Pull each line holding "html" out of the entries below.

>>>>>

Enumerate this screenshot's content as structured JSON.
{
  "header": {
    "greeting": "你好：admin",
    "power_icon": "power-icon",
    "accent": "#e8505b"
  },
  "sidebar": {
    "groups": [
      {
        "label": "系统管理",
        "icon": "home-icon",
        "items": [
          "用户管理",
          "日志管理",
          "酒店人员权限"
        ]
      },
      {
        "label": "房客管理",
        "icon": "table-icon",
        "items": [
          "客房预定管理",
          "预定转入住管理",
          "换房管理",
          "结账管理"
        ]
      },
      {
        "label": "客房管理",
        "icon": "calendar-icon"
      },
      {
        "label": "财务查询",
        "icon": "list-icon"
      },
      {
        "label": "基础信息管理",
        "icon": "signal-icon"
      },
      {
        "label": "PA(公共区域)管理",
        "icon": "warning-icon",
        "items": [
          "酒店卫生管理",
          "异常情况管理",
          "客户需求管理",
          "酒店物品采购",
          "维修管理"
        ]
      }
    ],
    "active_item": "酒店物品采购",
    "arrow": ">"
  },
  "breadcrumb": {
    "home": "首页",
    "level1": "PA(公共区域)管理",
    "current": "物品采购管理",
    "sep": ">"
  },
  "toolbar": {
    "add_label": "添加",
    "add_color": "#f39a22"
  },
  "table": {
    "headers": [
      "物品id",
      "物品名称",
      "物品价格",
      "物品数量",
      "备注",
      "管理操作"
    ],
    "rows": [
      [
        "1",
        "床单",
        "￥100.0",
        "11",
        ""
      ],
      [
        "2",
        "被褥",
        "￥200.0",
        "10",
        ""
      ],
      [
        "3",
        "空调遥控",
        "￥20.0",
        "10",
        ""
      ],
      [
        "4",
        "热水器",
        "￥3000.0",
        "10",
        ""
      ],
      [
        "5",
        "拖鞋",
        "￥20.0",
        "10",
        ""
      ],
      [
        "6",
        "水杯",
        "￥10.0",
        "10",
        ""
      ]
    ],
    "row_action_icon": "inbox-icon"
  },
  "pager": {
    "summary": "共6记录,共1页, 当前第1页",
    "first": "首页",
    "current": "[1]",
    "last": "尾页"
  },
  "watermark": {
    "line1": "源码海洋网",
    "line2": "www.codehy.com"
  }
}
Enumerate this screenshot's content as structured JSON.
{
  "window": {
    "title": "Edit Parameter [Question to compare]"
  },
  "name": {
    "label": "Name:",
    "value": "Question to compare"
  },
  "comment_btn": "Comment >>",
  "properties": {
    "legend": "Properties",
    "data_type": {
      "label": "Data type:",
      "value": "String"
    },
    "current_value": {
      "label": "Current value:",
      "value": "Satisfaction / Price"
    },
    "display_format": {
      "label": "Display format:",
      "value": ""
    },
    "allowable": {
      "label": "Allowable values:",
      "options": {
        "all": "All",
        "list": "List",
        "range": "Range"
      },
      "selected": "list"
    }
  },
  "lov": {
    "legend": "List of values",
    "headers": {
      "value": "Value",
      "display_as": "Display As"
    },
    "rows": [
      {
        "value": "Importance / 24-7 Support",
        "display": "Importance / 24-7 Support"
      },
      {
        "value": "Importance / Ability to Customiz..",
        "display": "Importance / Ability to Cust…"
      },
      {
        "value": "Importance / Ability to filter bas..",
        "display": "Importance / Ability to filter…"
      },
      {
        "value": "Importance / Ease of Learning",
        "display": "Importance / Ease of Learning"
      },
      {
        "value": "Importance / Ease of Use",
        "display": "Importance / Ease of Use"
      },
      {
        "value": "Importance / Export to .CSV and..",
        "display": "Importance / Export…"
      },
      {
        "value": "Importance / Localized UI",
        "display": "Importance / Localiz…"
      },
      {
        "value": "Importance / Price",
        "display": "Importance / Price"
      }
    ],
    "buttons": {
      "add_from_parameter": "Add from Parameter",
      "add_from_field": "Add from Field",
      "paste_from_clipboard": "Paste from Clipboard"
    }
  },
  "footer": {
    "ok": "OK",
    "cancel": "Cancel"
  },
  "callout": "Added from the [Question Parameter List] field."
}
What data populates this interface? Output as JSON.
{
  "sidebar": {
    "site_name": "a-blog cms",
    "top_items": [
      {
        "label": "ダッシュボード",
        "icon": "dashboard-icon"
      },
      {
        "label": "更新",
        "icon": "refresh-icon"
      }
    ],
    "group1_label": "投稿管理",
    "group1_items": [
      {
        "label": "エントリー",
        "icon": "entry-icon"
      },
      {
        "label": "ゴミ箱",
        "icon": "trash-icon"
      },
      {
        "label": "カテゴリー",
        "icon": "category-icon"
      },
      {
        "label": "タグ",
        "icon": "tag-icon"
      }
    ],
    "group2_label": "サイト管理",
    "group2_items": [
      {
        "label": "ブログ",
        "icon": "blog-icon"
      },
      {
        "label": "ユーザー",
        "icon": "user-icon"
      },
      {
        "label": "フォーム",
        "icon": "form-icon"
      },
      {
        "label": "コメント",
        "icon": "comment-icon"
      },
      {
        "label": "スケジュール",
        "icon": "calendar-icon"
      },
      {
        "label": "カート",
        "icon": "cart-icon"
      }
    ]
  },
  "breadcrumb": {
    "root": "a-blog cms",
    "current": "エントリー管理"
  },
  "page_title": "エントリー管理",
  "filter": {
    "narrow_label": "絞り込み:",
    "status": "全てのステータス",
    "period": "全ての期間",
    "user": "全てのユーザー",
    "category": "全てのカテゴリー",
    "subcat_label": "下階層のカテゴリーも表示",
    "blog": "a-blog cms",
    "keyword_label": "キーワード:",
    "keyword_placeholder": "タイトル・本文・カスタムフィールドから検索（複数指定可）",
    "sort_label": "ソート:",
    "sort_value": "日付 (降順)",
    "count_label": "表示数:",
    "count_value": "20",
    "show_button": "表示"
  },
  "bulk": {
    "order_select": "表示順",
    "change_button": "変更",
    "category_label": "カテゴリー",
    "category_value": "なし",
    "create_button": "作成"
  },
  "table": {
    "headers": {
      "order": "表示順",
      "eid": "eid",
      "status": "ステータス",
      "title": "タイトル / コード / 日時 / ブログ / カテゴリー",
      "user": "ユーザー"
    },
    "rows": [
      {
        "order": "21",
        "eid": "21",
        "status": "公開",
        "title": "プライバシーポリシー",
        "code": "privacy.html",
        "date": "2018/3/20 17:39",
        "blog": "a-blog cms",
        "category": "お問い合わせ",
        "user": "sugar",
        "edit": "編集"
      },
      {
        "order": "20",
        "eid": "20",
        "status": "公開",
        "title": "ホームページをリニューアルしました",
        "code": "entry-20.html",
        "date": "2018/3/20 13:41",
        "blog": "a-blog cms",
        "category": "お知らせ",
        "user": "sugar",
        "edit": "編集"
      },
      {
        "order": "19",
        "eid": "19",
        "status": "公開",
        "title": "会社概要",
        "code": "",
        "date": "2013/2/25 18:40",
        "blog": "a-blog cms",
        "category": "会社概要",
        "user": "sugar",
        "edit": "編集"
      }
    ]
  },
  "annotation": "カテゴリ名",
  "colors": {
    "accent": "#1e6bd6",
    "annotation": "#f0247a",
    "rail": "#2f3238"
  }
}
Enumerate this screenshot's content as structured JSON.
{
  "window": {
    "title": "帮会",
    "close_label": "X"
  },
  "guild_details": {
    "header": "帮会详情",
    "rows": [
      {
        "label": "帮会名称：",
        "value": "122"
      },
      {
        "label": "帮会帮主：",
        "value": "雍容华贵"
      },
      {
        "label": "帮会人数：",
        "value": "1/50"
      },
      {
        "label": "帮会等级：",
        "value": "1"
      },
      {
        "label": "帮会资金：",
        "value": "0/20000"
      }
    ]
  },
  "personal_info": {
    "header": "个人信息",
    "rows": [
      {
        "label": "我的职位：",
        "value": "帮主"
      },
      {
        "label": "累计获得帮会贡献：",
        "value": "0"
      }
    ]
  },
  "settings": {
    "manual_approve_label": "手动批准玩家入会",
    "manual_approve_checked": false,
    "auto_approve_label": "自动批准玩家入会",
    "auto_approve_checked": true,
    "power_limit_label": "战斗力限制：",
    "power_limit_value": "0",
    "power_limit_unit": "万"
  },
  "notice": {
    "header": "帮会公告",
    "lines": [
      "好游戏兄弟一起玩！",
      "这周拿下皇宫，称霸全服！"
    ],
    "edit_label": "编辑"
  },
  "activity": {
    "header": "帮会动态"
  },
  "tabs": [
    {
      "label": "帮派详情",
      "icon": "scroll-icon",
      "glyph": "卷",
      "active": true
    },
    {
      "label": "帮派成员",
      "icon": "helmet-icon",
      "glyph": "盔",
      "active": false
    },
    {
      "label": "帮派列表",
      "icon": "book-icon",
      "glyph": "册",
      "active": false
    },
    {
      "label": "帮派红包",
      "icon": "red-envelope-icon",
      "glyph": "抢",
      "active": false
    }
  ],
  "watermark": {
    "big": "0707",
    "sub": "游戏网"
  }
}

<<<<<

WRITTEN SOLUTION
        "code": "privacy.html",
        "code": "entry-20.html",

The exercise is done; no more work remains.